_What you will do_
Write out the listing below character for character, though without its pictures.
= = = =
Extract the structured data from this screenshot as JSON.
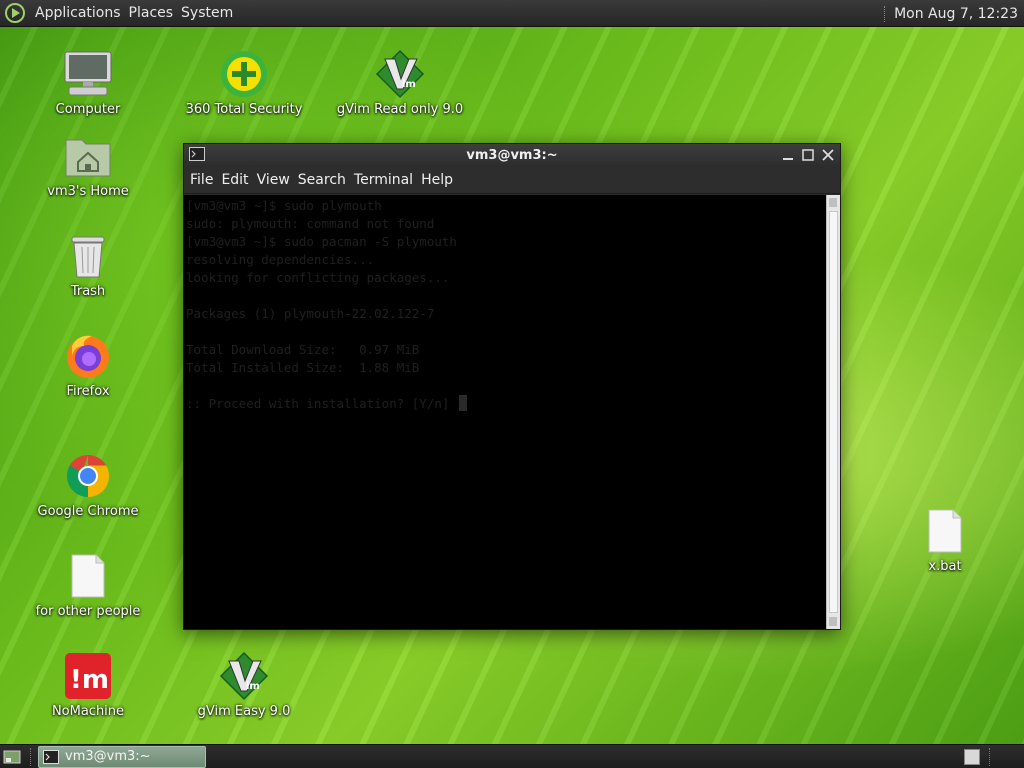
{
  "top_panel": {
    "menus": [
      "Applications",
      "Places",
      "System"
    ],
    "clock": "Mon Aug  7, 12:23"
  },
  "desktop_icons": [
    {
      "label": "Computer",
      "icon": "computer-icon"
    },
    {
      "label": "360 Total Security",
      "icon": "360-total-security-icon"
    },
    {
      "label": "gVim Read only 9.0",
      "icon": "gvim-icon"
    },
    {
      "label": "vm3's Home",
      "icon": "home-folder-icon"
    },
    {
      "label": "Trash",
      "icon": "trash-icon"
    },
    {
      "label": "Firefox",
      "icon": "firefox-icon"
    },
    {
      "label": "Google Chrome",
      "icon": "chrome-icon"
    },
    {
      "label": "for other people",
      "icon": "file-icon"
    },
    {
      "label": "NoMachine",
      "icon": "nomachine-icon"
    },
    {
      "label": "gVim Easy 9.0",
      "icon": "gvim-icon"
    },
    {
      "label": "x.bat",
      "icon": "file-icon"
    }
  ],
  "terminal": {
    "title": "vm3@vm3:~",
    "menu": [
      "File",
      "Edit",
      "View",
      "Search",
      "Terminal",
      "Help"
    ],
    "lines": [
      "[vm3@vm3 ~]$ sudo plymouth",
      "sudo: plymouth: command not found",
      "[vm3@vm3 ~]$ sudo pacman -S plymouth",
      "resolving dependencies...",
      "looking for conflicting packages...",
      "",
      "Packages (1) plymouth-22.02.122-7",
      "",
      "Total Download Size:   0.97 MiB",
      "Total Installed Size:  1.88 MiB",
      "",
      ":: Proceed with installation? [Y/n] "
    ]
  },
  "taskbar": {
    "task_label": "vm3@vm3:~"
  },
  "colors": {
    "panel": "#2b2b2b",
    "terminal_bg": "#000000",
    "terminal_text_dim": "#1f1f1f",
    "task_button": "#7f9984"
  }
}
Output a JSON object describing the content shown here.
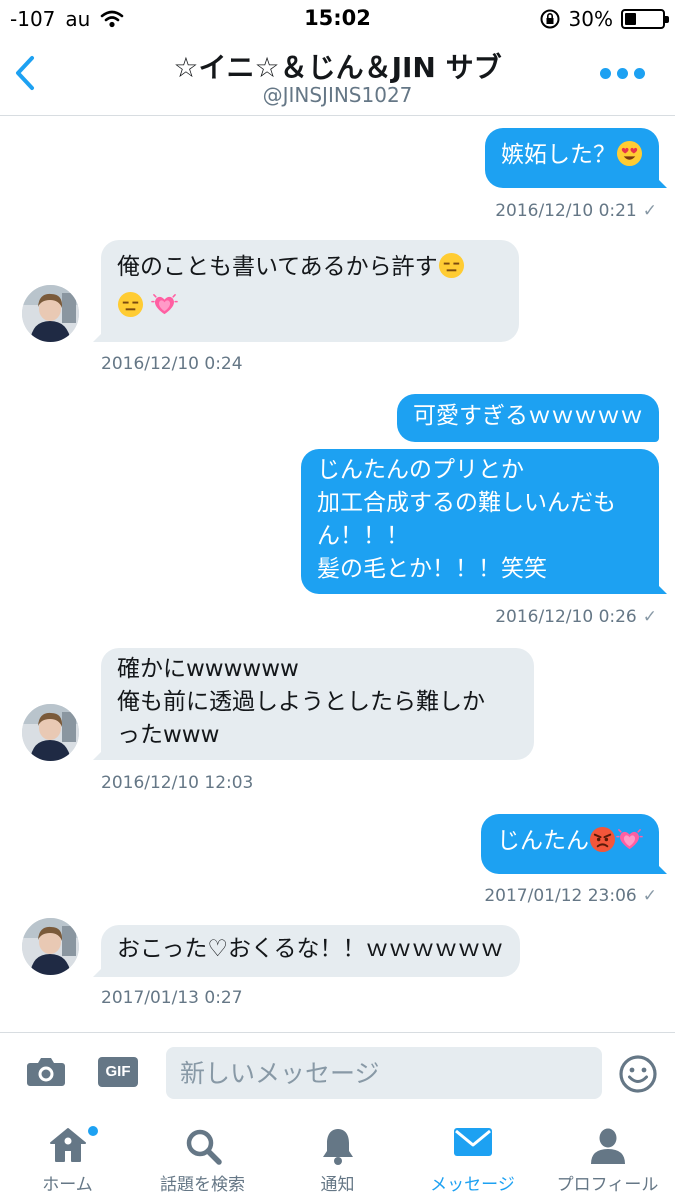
{
  "status_bar": {
    "signal": "-107",
    "carrier": "au",
    "time": "15:02",
    "battery": "30%",
    "battery_level": 0.3
  },
  "header": {
    "title": "☆イニ☆＆じん＆JIN サブ",
    "handle": "@JINSJINS1027"
  },
  "messages": [
    {
      "lines": [
        "嫉妬した？"
      ],
      "emoji": [
        "heart-eyes"
      ],
      "timestamp": "2016/12/10 0:21"
    },
    {
      "lines": [
        "俺のことも書いてあるから許す"
      ],
      "emoji": [
        "expressionless",
        "expressionless",
        "heart-growing"
      ],
      "timestamp": "2016/12/10 0:24"
    },
    {
      "lines": [
        "可愛すぎるｗｗｗｗｗ"
      ]
    },
    {
      "lines": [
        "じんたんのプリとか",
        "加工合成するの難しいんだも",
        "ん！！！",
        "髪の毛とか！！！笑笑"
      ],
      "timestamp": "2016/12/10 0:26"
    },
    {
      "lines": [
        "確かにwwwwww",
        "俺も前に透過しようとしたら難しか",
        "ったwww"
      ],
      "timestamp": "2016/12/10 12:03"
    },
    {
      "lines": [
        "じんたん"
      ],
      "emoji": [
        "pouting-face",
        "heart-growing"
      ],
      "timestamp": "2017/01/12 23:06"
    },
    {
      "lines": [
        "おこった♡おくるな！！ｗｗｗｗｗｗ"
      ],
      "timestamp": "2017/01/13 0:27"
    }
  ],
  "composer": {
    "placeholder": "新しいメッセージ",
    "gif_label": "GIF"
  },
  "tabs": [
    {
      "label": "ホーム",
      "icon": "home-icon"
    },
    {
      "label": "話題を検索",
      "icon": "search-icon"
    },
    {
      "label": "通知",
      "icon": "bell-icon"
    },
    {
      "label": "メッセージ",
      "icon": "envelope-icon",
      "active": true
    },
    {
      "label": "プロフィール",
      "icon": "person-icon"
    }
  ],
  "colors": {
    "accent": "#1da1f2",
    "incoming_bubble": "#e6ecf0",
    "muted_text": "#657786"
  }
}
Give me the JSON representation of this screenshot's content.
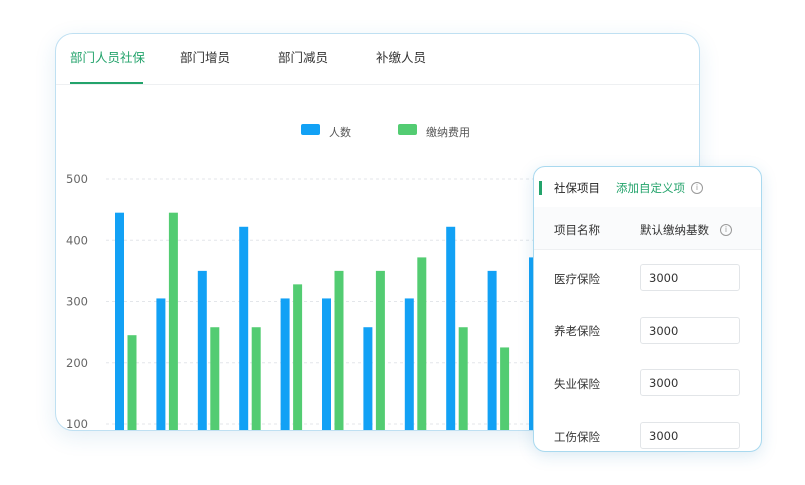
{
  "tabs": [
    {
      "label": "部门人员社保",
      "active": true
    },
    {
      "label": "部门增员",
      "active": false
    },
    {
      "label": "部门减员",
      "active": false
    },
    {
      "label": "补缴人员",
      "active": false
    }
  ],
  "colors": {
    "accent": "#23a36b",
    "series_people": "#12a1f5",
    "series_fee": "#53cc72"
  },
  "chart_data": {
    "type": "bar",
    "categories": [
      "",
      "",
      "",
      "",
      "",
      "",
      "",
      "",
      "",
      "",
      ""
    ],
    "series": [
      {
        "name": "人数",
        "values": [
          445,
          305,
          350,
          422,
          305,
          305,
          258,
          305,
          422,
          350,
          372
        ]
      },
      {
        "name": "缴纳费用",
        "values": [
          245,
          445,
          258,
          258,
          328,
          350,
          350,
          372,
          258,
          225,
          0
        ]
      }
    ],
    "ylim": [
      100,
      500
    ],
    "yticks": [
      100,
      200,
      300,
      400,
      500
    ],
    "grid": true,
    "legend": "top-center"
  },
  "panel": {
    "title": "社保项目",
    "add_link": "添加自定义项",
    "col_name": "项目名称",
    "col_base": "默认缴纳基数",
    "rows": [
      {
        "label": "医疗保险",
        "value": "3000"
      },
      {
        "label": "养老保险",
        "value": "3000"
      },
      {
        "label": "失业保险",
        "value": "3000"
      },
      {
        "label": "工伤保险",
        "value": "3000"
      }
    ]
  }
}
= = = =
_Written solution_
Extract the structured data from this screenshot as JSON.
{
  "top_panel": {
    "menus": [
      "Applications",
      "Places",
      "System"
    ],
    "clock": "Mon Aug  7, 12:23"
  },
  "desktop_icons": [
    {
      "label": "Computer",
      "icon": "computer-icon"
    },
    {
      "label": "360 Total Security",
      "icon": "360-total-security-icon"
    },
    {
      "label": "gVim Read only 9.0",
      "icon": "gvim-icon"
    },
    {
      "label": "vm3's Home",
      "icon": "home-folder-icon"
    },
    {
      "label": "Trash",
      "icon": "trash-icon"
    },
    {
      "label": "Firefox",
      "icon": "firefox-icon"
    },
    {
      "label": "Google Chrome",
      "icon": "chrome-icon"
    },
    {
      "label": "for other people",
      "icon": "file-icon"
    },
    {
      "label": "NoMachine",
      "icon": "nomachine-icon"
    },
    {
      "label": "gVim Easy 9.0",
      "icon": "gvim-icon"
    },
    {
      "label": "x.bat",
      "icon": "file-icon"
    }
  ],
  "terminal": {
    "title": "vm3@vm3:~",
    "menu": [
      "File",
      "Edit",
      "View",
      "Search",
      "Terminal",
      "Help"
    ],
    "lines": [
      "[vm3@vm3 ~]$ sudo plymouth",
      "sudo: plymouth: command not found",
      "[vm3@vm3 ~]$ sudo pacman -S plymouth",
      "resolving dependencies...",
      "looking for conflicting packages...",
      "",
      "Packages (1) plymouth-22.02.122-7",
      "",
      "Total Download Size:   0.97 MiB",
      "Total Installed Size:  1.88 MiB",
      "",
      ":: Proceed with installation? [Y/n] "
    ]
  },
  "taskbar": {
    "task_label": "vm3@vm3:~"
  },
  "colors": {
    "panel": "#2b2b2b",
    "terminal_bg": "#000000",
    "terminal_text_dim": "#1f1f1f",
    "task_button": "#7f9984"
  }
}
Output a JSON object describing the content shown here.
{
  "status_bar": {
    "signal": "-107",
    "carrier": "au",
    "time": "15:02",
    "battery": "30%",
    "battery_level": 0.3
  },
  "header": {
    "title": "☆イニ☆＆じん＆JIN サブ",
    "handle": "@JINSJINS1027"
  },
  "messages": [
    {
      "lines": [
        "嫉妬した？"
      ],
      "emoji": [
        "heart-eyes"
      ],
      "timestamp": "2016/12/10 0:21"
    },
    {
      "lines": [
        "俺のことも書いてあるから許す"
      ],
      "emoji": [
        "expressionless",
        "expressionless",
        "heart-growing"
      ],
      "timestamp": "2016/12/10 0:24"
    },
    {
      "lines": [
        "可愛すぎるｗｗｗｗｗ"
      ]
    },
    {
      "lines": [
        "じんたんのプリとか",
        "加工合成するの難しいんだも",
        "ん！！！",
        "髪の毛とか！！！笑笑"
      ],
      "timestamp": "2016/12/10 0:26"
    },
    {
      "lines": [
        "確かにwwwwww",
        "俺も前に透過しようとしたら難しか",
        "ったwww"
      ],
      "timestamp": "2016/12/10 12:03"
    },
    {
      "lines": [
        "じんたん"
      ],
      "emoji": [
        "pouting-face",
        "heart-growing"
      ],
      "timestamp": "2017/01/12 23:06"
    },
    {
      "lines": [
        "おこった♡おくるな！！ｗｗｗｗｗｗ"
      ],
      "timestamp": "2017/01/13 0:27"
    }
  ],
  "composer": {
    "placeholder": "新しいメッセージ",
    "gif_label": "GIF"
  },
  "tabs": [
    {
      "label": "ホーム",
      "icon": "home-icon"
    },
    {
      "label": "話題を検索",
      "icon": "search-icon"
    },
    {
      "label": "通知",
      "icon": "bell-icon"
    },
    {
      "label": "メッセージ",
      "icon": "envelope-icon",
      "active": true
    },
    {
      "label": "プロフィール",
      "icon": "person-icon"
    }
  ],
  "colors": {
    "accent": "#1da1f2",
    "incoming_bubble": "#e6ecf0",
    "muted_text": "#657786"
  }
}
Give me the JSON representation of this screenshot's content.
{
  "tabs": [
    {
      "label": "部门人员社保",
      "active": true
    },
    {
      "label": "部门增员",
      "active": false
    },
    {
      "label": "部门减员",
      "active": false
    },
    {
      "label": "补缴人员",
      "active": false
    }
  ],
  "colors": {
    "accent": "#23a36b",
    "series_people": "#12a1f5",
    "series_fee": "#53cc72"
  },
  "chart_data": {
    "type": "bar",
    "categories": [
      "",
      "",
      "",
      "",
      "",
      "",
      "",
      "",
      "",
      "",
      ""
    ],
    "series": [
      {
        "name": "人数",
        "values": [
          445,
          305,
          350,
          422,
          305,
          305,
          258,
          305,
          422,
          350,
          372
        ]
      },
      {
        "name": "缴纳费用",
        "values": [
          245,
          445,
          258,
          258,
          328,
          350,
          350,
          372,
          258,
          225,
          0
        ]
      }
    ],
    "ylim": [
      100,
      500
    ],
    "yticks": [
      100,
      200,
      300,
      400,
      500
    ],
    "grid": true,
    "legend": "top-center"
  },
  "panel": {
    "title": "社保项目",
    "add_link": "添加自定义项",
    "col_name": "项目名称",
    "col_base": "默认缴纳基数",
    "rows": [
      {
        "label": "医疗保险",
        "value": "3000"
      },
      {
        "label": "养老保险",
        "value": "3000"
      },
      {
        "label": "失业保险",
        "value": "3000"
      },
      {
        "label": "工伤保险",
        "value": "3000"
      }
    ]
  }
}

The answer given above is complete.